- [Problem]
Every entry, from first to last, must be written out exactly.

*** Opening of Task input ***

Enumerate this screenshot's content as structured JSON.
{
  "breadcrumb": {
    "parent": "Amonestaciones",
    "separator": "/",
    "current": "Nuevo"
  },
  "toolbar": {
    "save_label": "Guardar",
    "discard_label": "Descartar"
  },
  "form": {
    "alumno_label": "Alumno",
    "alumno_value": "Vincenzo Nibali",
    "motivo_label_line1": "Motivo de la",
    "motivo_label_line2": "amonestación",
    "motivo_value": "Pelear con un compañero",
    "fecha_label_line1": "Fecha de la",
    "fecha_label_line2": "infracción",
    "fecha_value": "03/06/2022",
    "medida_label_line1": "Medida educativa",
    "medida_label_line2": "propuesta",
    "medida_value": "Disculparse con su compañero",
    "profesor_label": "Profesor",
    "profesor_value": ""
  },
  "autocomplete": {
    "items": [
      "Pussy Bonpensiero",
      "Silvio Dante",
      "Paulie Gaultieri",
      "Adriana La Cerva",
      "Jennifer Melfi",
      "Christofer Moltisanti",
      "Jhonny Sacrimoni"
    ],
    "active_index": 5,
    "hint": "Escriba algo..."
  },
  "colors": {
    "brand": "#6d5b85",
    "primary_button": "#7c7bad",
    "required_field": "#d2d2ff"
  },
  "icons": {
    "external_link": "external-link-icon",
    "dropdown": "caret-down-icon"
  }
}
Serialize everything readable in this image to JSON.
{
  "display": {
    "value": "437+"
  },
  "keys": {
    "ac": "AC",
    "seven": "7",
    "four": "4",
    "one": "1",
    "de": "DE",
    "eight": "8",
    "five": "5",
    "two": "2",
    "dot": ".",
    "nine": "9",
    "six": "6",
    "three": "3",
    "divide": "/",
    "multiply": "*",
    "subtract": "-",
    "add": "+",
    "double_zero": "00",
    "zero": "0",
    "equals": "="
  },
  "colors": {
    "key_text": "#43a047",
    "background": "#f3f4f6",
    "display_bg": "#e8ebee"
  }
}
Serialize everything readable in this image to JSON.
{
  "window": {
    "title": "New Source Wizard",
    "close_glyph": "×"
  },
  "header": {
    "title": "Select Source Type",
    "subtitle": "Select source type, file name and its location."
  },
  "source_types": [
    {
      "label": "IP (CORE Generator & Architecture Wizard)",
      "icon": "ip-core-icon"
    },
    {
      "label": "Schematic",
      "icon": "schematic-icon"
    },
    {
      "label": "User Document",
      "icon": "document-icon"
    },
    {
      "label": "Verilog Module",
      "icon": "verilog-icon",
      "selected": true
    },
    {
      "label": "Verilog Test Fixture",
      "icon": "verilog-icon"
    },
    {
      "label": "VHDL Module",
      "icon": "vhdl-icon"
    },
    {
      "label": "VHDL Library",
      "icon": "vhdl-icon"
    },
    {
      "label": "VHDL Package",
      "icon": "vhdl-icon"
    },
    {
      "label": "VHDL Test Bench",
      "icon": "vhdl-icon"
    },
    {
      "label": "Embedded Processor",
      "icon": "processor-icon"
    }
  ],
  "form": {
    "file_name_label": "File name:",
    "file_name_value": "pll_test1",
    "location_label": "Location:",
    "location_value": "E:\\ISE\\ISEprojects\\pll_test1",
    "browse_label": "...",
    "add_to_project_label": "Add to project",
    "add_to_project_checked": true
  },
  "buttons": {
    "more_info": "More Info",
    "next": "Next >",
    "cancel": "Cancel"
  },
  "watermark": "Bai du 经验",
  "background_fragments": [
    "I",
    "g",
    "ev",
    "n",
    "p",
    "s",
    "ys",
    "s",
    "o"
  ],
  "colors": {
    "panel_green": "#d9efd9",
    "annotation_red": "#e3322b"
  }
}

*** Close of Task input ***

- [Solution for this problem]
Enumerate this screenshot's content as structured JSON.
{
  "breadcrumb": {
    "parent": "Amonestaciones",
    "separator": "/",
    "current": "Nuevo"
  },
  "toolbar": {
    "save_label": "Guardar",
    "discard_label": "Descartar"
  },
  "form": {
    "alumno_label": "Alumno",
    "alumno_value": "Vincenzo Nibali",
    "motivo_label_line1": "Motivo de la",
    "motivo_label_line2": "amonestación",
    "motivo_value": "Pelear con un compañero",
    "fecha_label_line1": "Fecha de la",
    "fecha_label_line2": "infracción",
    "fecha_value": "03/06/2022",
    "medida_label_line1": "Medida educativa",
    "medida_label_line2": "propuesta",
    "medida_value": "Disculparse con su compañero",
    "profesor_label": "Profesor",
    "profesor_value": ""
  },
  "autocomplete": {
    "items": [
      "Pussy Bonpensiero",
      "Silvio Dante",
      "Paulie Gaultieri",
      "Adriana La Cerva",
      "Jennifer Melfi",
      "Christofer Moltisanti",
      "Jhonny Sacrimoni"
    ],
    "active_index": 5,
    "hint": "Escriba algo..."
  },
  "colors": {
    "brand": "#6d5b85",
    "primary_button": "#7c7bad",
    "required_field": "#d2d2ff"
  },
  "icons": {
    "external_link": "external-link-icon",
    "dropdown": "caret-down-icon"
  }
}
Serialize everything readable in this image to JSON.
{
  "display": {
    "value": "437+"
  },
  "keys": {
    "ac": "AC",
    "seven": "7",
    "four": "4",
    "one": "1",
    "de": "DE",
    "eight": "8",
    "five": "5",
    "two": "2",
    "dot": ".",
    "nine": "9",
    "six": "6",
    "three": "3",
    "divide": "/",
    "multiply": "*",
    "subtract": "-",
    "add": "+",
    "double_zero": "00",
    "zero": "0",
    "equals": "="
  },
  "colors": {
    "key_text": "#43a047",
    "background": "#f3f4f6",
    "display_bg": "#e8ebee"
  }
}
Serialize everything readable in this image to JSON.
{
  "window": {
    "title": "New Source Wizard",
    "close_glyph": "×"
  },
  "header": {
    "title": "Select Source Type",
    "subtitle": "Select source type, file name and its location."
  },
  "source_types": [
    {
      "label": "IP (CORE Generator & Architecture Wizard)",
      "icon": "ip-core-icon"
    },
    {
      "label": "Schematic",
      "icon": "schematic-icon"
    },
    {
      "label": "User Document",
      "icon": "document-icon"
    },
    {
      "label": "Verilog Module",
      "icon": "verilog-icon",
      "selected": true
    },
    {
      "label": "Verilog Test Fixture",
      "icon": "verilog-icon"
    },
    {
      "label": "VHDL Module",
      "icon": "vhdl-icon"
    },
    {
      "label": "VHDL Library",
      "icon": "vhdl-icon"
    },
    {
      "label": "VHDL Package",
      "icon": "vhdl-icon"
    },
    {
      "label": "VHDL Test Bench",
      "icon": "vhdl-icon"
    },
    {
      "label": "Embedded Processor",
      "icon": "processor-icon"
    }
  ],
  "form": {
    "file_name_label": "File name:",
    "file_name_value": "pll_test1",
    "location_label": "Location:",
    "location_value": "E:\\ISE\\ISEprojects\\pll_test1",
    "browse_label": "...",
    "add_to_project_label": "Add to project",
    "add_to_project_checked": true
  },
  "buttons": {
    "more_info": "More Info",
    "next": "Next >",
    "cancel": "Cancel"
  },
  "watermark": "Bai du 经验",
  "background_fragments": [
    "I",
    "g",
    "ev",
    "n",
    "p",
    "s",
    "ys",
    "s",
    "o"
  ],
  "colors": {
    "panel_green": "#d9efd9",
    "annotation_red": "#e3322b"
  }
}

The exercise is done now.